The semi-trucks and big rigs that you see driving through Walker carry a good number of the products that allow you to enjoy daily living. In your home or on the store shelf, these singular items may pose no threat whatsoever. However, stacked alongside thousands of duplicate and companion items, these can become dangerous (even deadly) projectiles in the event of an accident. Sometimes, they may even be the cause of a truck accident themselves. The question then becomes who is responsible for the security of such a load: the trucker transporting it or the motor carrier contracted to deliver it?
A collision with a semi-truck in Walker can leave you facing seemingly insurmountable expenses for both your care and recovery as well as the repair of your vehicle. These costs may make it necessary for you to seek compensation beyond auto insurance coverage limits. The question then becomes whether the truck driver that struck you is solely liable, or should the company that employs him or her be held responsible as well?
Have you ever driven behind or next to a semi-truck in Alabama that is weaving, speeding or just following too close? It can be a scary experience because nobody wins against a truck that big, not even the truck driver. If the truck is hauling fuel or another hazardous material, the fear factor increases. It makes you wonder about the experience of the truck driver and whether you will be involved in or witness an accident.
Commuting times have increased for Alabama workers across multiple industries, and the trucking industry is no exception. As the trucking field has grown, so has the distance between many major metropolitan areas and affordable housing options, which means many truckers now face commutes in excess of 150 minutes. Unfortunately, longer trucker commutes have negative effects on trucker performance, which endangers not only the truckers themselves, but also you and everyone else on the roadway.
Many working professionals in Jasper may never think to go into a work meeting while drowsy, yet may not think twice about getting behind the wheel while sleep deprived.

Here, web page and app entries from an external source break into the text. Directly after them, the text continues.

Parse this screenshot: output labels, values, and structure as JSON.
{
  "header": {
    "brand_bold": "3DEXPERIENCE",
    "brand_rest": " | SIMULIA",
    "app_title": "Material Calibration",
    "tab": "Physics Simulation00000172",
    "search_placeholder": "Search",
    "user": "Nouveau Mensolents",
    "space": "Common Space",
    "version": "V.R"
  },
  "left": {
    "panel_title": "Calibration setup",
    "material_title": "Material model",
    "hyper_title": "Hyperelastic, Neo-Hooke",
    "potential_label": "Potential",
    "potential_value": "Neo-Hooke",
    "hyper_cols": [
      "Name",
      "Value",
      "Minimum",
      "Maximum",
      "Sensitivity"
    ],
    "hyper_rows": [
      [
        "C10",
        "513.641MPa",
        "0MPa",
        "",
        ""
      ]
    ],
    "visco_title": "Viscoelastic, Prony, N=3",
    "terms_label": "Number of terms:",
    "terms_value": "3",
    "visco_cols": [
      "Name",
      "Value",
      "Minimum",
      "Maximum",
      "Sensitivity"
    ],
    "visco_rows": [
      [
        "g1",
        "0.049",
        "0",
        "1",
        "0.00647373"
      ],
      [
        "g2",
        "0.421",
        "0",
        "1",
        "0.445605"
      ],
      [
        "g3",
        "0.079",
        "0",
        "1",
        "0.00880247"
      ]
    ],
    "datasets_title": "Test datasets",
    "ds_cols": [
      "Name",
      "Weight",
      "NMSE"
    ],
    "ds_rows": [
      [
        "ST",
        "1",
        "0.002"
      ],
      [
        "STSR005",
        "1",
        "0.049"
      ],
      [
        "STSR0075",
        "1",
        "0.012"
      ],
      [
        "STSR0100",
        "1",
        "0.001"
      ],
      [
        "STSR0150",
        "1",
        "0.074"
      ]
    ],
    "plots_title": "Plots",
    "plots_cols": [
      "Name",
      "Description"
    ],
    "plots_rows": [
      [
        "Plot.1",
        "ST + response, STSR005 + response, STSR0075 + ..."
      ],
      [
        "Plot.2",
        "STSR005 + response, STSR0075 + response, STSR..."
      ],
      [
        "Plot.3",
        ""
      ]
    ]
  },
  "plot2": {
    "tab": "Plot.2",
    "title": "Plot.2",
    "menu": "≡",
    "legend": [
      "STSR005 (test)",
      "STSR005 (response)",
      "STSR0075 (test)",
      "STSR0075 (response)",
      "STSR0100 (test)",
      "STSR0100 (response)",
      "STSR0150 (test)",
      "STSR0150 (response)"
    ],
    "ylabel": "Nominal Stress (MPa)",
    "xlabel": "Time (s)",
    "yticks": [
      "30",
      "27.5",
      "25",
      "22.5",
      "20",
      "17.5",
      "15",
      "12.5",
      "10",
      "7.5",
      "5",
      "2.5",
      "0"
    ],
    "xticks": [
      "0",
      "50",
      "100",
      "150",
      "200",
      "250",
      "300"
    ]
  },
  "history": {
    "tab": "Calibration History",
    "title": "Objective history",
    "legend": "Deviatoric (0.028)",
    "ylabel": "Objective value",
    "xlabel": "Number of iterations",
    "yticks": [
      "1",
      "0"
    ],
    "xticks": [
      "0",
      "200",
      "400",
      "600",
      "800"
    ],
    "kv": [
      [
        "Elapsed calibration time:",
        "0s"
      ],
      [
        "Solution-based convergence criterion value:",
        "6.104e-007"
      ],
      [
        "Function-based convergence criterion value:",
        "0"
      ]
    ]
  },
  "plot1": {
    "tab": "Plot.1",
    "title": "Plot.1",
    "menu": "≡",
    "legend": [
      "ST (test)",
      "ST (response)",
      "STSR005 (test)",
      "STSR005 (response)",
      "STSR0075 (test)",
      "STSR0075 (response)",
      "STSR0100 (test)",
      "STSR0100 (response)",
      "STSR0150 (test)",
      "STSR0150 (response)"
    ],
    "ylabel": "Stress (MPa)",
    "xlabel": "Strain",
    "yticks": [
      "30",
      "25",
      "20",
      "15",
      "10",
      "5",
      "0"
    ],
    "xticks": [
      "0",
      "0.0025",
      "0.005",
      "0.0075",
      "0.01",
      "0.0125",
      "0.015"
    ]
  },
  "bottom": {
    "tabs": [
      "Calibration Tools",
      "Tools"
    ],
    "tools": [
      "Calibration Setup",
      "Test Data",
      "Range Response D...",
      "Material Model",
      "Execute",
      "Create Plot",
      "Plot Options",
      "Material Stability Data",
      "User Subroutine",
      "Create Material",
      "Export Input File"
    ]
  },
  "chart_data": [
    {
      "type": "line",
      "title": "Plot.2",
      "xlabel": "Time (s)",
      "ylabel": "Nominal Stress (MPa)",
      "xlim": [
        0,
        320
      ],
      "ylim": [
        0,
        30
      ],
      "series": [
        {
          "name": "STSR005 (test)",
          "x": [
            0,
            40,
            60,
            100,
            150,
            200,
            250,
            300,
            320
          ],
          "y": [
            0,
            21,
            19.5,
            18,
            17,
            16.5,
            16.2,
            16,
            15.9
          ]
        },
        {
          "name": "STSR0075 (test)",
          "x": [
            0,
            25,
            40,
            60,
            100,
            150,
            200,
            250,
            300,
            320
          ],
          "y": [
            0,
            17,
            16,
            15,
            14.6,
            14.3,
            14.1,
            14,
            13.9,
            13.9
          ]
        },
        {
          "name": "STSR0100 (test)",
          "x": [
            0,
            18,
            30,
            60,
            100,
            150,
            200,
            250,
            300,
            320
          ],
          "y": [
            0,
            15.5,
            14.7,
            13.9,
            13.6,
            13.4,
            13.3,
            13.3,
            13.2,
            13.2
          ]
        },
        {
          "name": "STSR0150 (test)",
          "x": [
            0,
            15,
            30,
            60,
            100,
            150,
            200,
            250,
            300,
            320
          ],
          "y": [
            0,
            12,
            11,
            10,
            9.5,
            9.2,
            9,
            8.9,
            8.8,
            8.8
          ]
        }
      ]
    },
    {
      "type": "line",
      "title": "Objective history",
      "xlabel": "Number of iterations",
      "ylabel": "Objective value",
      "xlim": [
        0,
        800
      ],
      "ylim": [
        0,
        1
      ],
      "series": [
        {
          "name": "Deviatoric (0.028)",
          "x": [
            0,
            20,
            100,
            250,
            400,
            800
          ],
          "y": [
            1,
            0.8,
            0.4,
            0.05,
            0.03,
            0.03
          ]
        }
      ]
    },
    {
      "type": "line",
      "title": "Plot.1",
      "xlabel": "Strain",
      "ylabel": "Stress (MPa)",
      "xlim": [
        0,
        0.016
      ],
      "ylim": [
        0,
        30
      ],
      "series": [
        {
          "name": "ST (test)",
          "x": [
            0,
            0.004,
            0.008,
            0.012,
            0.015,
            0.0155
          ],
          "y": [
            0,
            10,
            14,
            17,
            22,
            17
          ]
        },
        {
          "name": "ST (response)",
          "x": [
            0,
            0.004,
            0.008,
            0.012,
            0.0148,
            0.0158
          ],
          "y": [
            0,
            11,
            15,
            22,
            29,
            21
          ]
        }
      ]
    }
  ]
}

That may be because many may place more value on their job performance than daily ancillary activities like driving. Following this line of thinking, one might assume that those who drive professionally would also never drive while drowsy. Statistics show, however, that this is not always the case. Data shared by the Centers for Disease Control and Prevention shows commercial vehicle drivers (including those operating tractor trailers) are among the most likely to drive drowsy.